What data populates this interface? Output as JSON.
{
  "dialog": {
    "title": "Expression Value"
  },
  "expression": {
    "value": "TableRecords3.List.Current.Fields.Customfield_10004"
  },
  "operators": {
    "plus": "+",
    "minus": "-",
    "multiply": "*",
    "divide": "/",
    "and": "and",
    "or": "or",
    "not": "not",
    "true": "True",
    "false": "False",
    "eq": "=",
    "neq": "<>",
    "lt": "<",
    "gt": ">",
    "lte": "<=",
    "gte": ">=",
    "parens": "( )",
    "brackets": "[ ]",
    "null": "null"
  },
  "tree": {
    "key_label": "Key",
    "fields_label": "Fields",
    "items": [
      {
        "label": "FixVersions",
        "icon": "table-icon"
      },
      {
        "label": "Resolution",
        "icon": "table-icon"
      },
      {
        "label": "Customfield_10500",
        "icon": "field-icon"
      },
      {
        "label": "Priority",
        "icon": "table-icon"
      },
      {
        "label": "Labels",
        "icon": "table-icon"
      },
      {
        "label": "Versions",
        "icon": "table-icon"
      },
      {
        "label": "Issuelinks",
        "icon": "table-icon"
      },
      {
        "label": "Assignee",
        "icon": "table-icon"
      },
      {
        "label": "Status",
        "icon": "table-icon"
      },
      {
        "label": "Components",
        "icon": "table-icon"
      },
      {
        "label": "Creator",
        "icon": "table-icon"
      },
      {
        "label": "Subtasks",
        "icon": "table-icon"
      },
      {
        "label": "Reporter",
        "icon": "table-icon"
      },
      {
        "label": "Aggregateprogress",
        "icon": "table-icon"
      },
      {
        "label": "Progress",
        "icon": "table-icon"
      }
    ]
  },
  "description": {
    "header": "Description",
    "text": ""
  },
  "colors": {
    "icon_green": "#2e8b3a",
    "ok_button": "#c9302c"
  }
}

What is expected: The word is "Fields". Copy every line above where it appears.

Response area:
    "value": "TableRecords3.List.Current.Fields.Customfield_10004"
    "fields_label": "Fields",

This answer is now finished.